Should all FPE panel boxes be replaced?- Ideally, all older circuit breakers should be considered for replacement after they’re 2, 3, or 4 decades old, but most people don’t do this. Also, there are other manufacturers of problematic breakers such as Zinsco and others. But I believe that FPE panel boxes and breakers are particularly troublesome due to the inherent problems previously discussed as well as the fact that such a large number of them were sold. The presence of FPE equipment undeniably creates a higher risk for electrical fires. There are places in the U.S. where most home inspectors, electricians, and real estate agents are very aware of the problems with FPE. In West Texas, the word hasn’t completely gotten out yet. If you’re a skeptic, please check out some of the other sources of information at the bottom of this page. Also, ask yourself if you would want this equipment in your home. I have seen several different sources that estimate over 2,000 fires occur in this country each year as a direct result of FPE panels. The fact that many of the current panels have not caused a problem (yet) is not surprising because overloads and short circuits don’t occur very often. But if and/ or when they do, that is precisely when you want your breakers to do their job. I’ve seen different figures that state that from 23% to 60% of FPE circuit breakers completely fail in their performance when tested by authorities. This is a terrible rate of performance. Modern circuit breakers have a failure rate of less than 1%. In the early 1980’s the Consumer Product Safety Commission (CPSC) tested FPE breakers and found abnormally high failure rates, especially on 2-pole FPE breakers. The CPSC ended a two year investigation into FPE in 1983 but didn’t issue a product recall because of what it said were budget issues (its own). As FPE was beginning to get into trouble, (you know- houses burning down, panels catching on fire, lawsuits starting), improvements were made to the breakers; but there were limits to what they were willing to do because truly fixing the breaker and bus problems would make them too expensive, and FPE would lose their competitive advantage. In short, I recommend replacement of these components if at all possible.
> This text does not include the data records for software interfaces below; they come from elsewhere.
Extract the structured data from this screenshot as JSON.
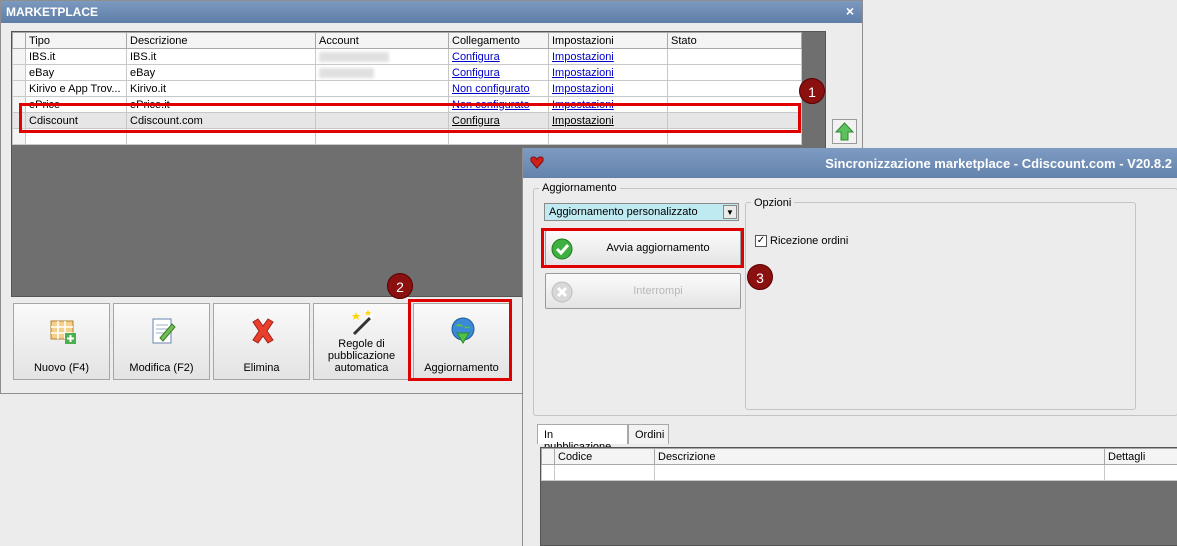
{
  "marketplace": {
    "title": "MARKETPLACE",
    "close": "×",
    "columns": [
      "Tipo",
      "Descrizione",
      "Account",
      "Collegamento",
      "Impostazioni",
      "Stato"
    ],
    "rows": [
      {
        "tipo": "IBS.it",
        "descrizione": "IBS.it",
        "collegamento": "Configura",
        "impostazioni": "Impostazioni",
        "stato": ""
      },
      {
        "tipo": "eBay",
        "descrizione": "eBay",
        "collegamento": "Configura",
        "impostazioni": "Impostazioni",
        "stato": ""
      },
      {
        "tipo": "Kirivo e App Trov...",
        "descrizione": "Kirivo.it",
        "collegamento": "Non configurato",
        "impostazioni": "Impostazioni",
        "stato": ""
      },
      {
        "tipo": "ePrice",
        "descrizione": "ePrice.it",
        "collegamento": "Non configurato",
        "impostazioni": "Impostazioni",
        "stato": ""
      },
      {
        "tipo": "Cdiscount",
        "descrizione": "Cdiscount.com",
        "collegamento": "Configura",
        "impostazioni": "Impostazioni",
        "stato": ""
      }
    ],
    "toolbar": {
      "new_label": "Nuovo (F4)",
      "edit_label": "Modifica (F2)",
      "delete_label": "Elimina",
      "rules_label": "Regole di pubblicazione automatica",
      "update_label": "Aggiornamento"
    }
  },
  "sync": {
    "title": "Sincronizzazione marketplace - Cdiscount.com - V20.8.2",
    "update_group_label": "Aggiornamento",
    "mode_value": "Aggiornamento personalizzato",
    "start_label": "Avvia aggiornamento",
    "stop_label": "Interrompi",
    "options_label": "Opzioni",
    "orders_option_label": "Ricezione ordini",
    "tabs": [
      "In pubblicazione",
      "Ordini"
    ],
    "bottom_columns": [
      "Codice",
      "Descrizione",
      "Dettagli"
    ]
  },
  "badges": [
    "1",
    "2",
    "3"
  ],
  "colors": {
    "highlight": "#e00000",
    "badge": "#8b1010",
    "titlebar": "#6483ac",
    "link": "#0000cc",
    "selector": "#bfeaf2"
  }
}
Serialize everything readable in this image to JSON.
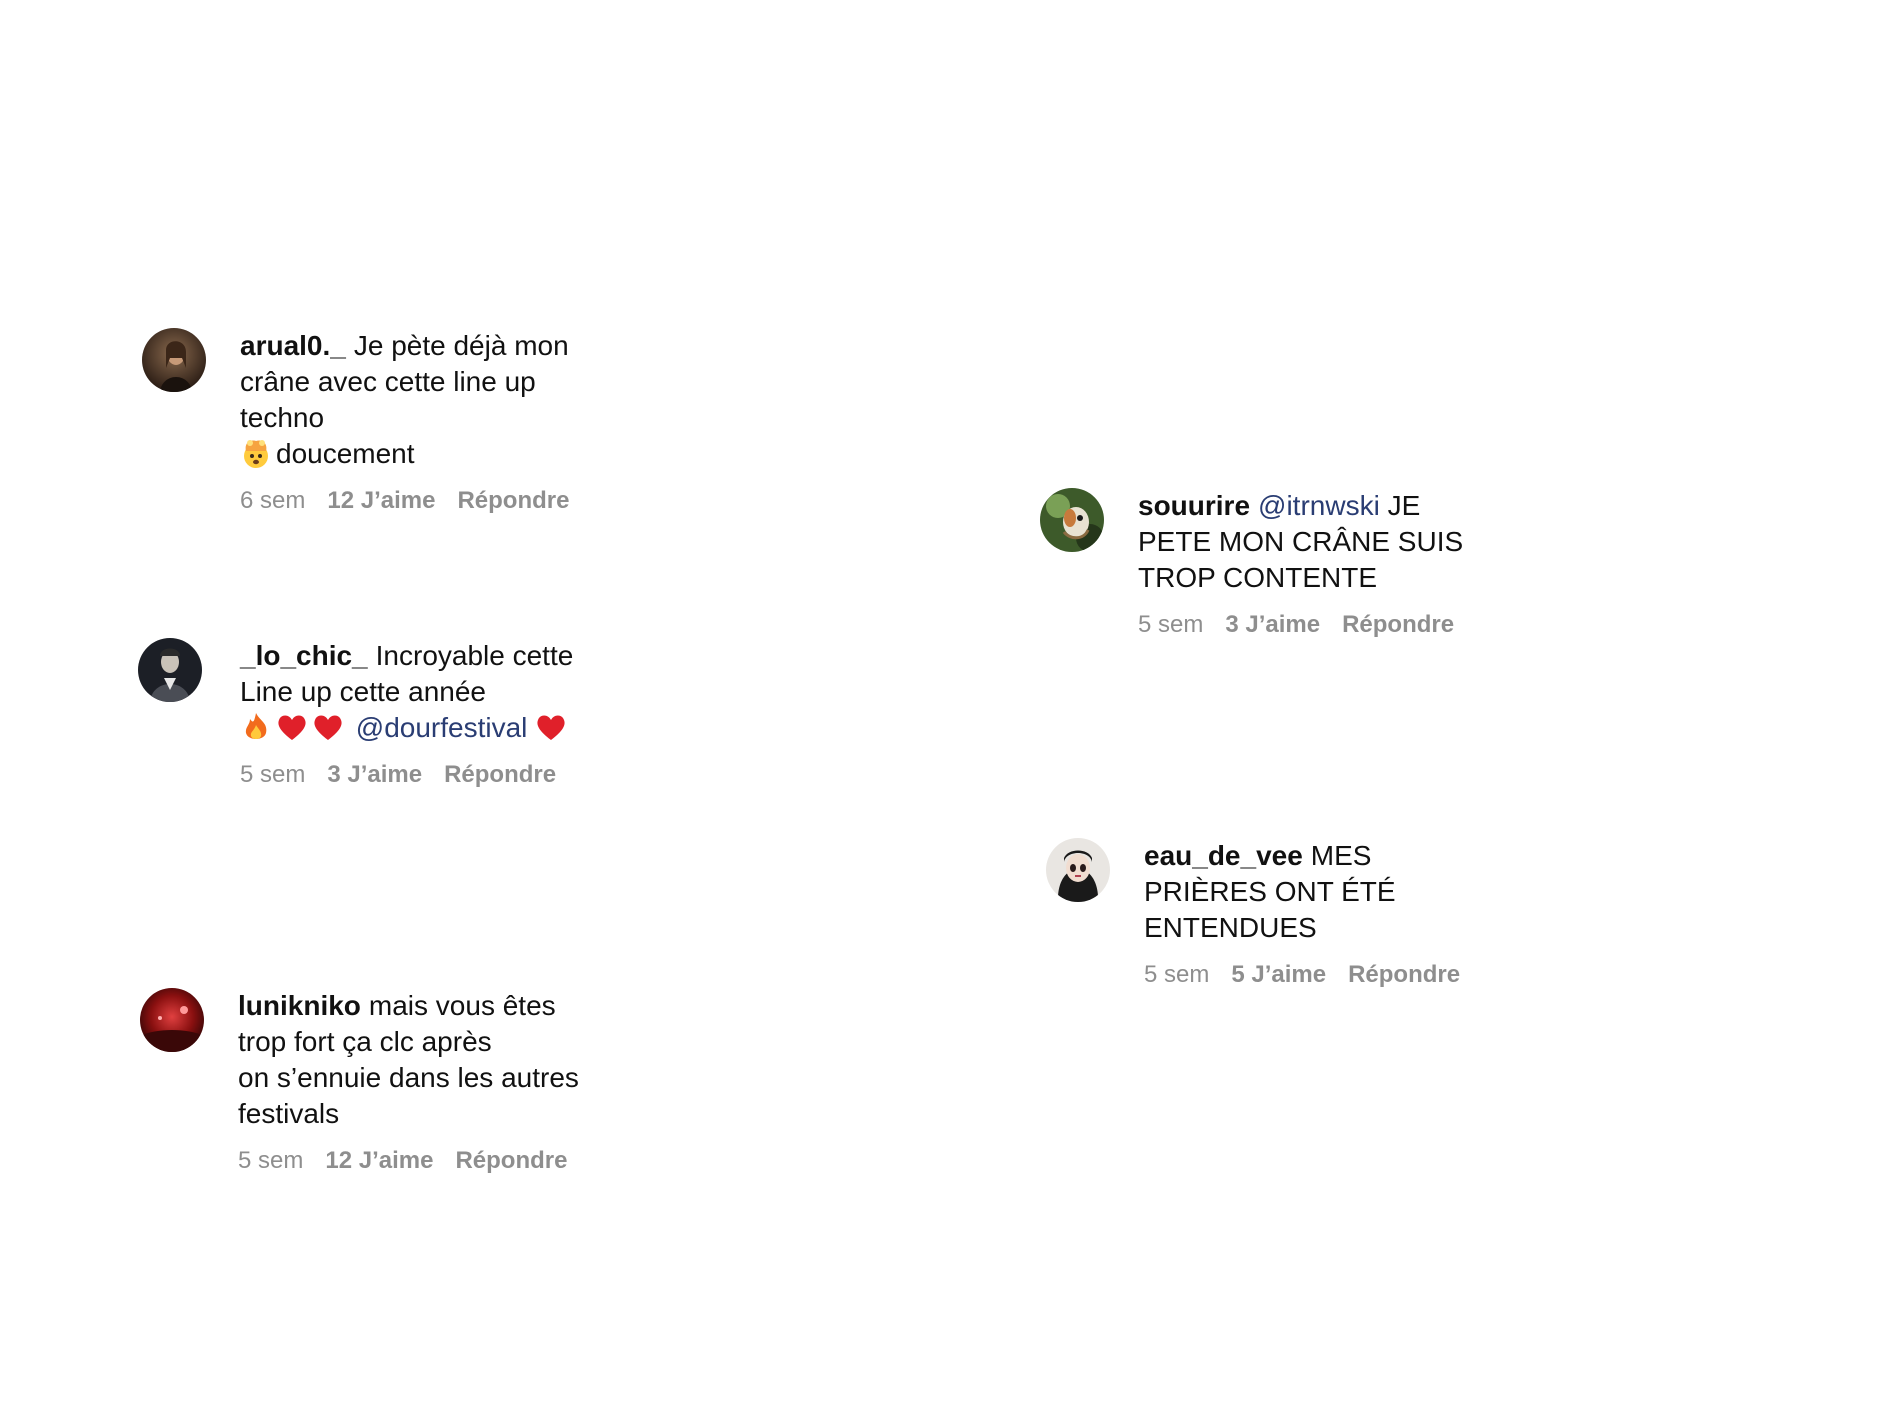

Other sources of info- Check out this link for more info: http://www.inspect-ny.com/fpe/fpe.html The best article I’ve ever seen about FPE is Doug Hansen’s expert opinion at http://www.codecheck.com/cc/ccimages/PDFs/FPE_2012.pdf This article is highly technical in the middle pages, but anyone can understand the first and last pages and these pages are very interesting. Also, on the last page of this article, be sure to read “A Report from the Front Lines” by Jim Katen, (a really smart home inspector in Oregon). A good video on the web from Bay area investigative reports is at http://www.nbcbayarea.com/investigations/Federal-Pacific-Circuit-Breakers-Investigation-Finds-Decades-of-Danger-171406921.html Or just google “FPE panel boxes” and spend a few minutes looking at what comes up. One final note, American Society of Home Inspectors (ASHI) member Terry Heller of Forest Hill, MD posted this picture on the ASHI inspectors’ discussion forum on July 17, 2011. I am quoting him as to what his response is when people ask him what he thinks about FPE panels- “Sometimes I just show them a picture from my phone. This home belongs to a well known real estate agent in my area. This was a fire of electrical origin in a Federal Pacific panel per the agent. Happened a few months ago”. . . There’s your problem right there. This picture shows the trouble with FPE panel boxes and stab-loc circuit breakers perfectly. --- Kim Christensen, ACI TREC 20358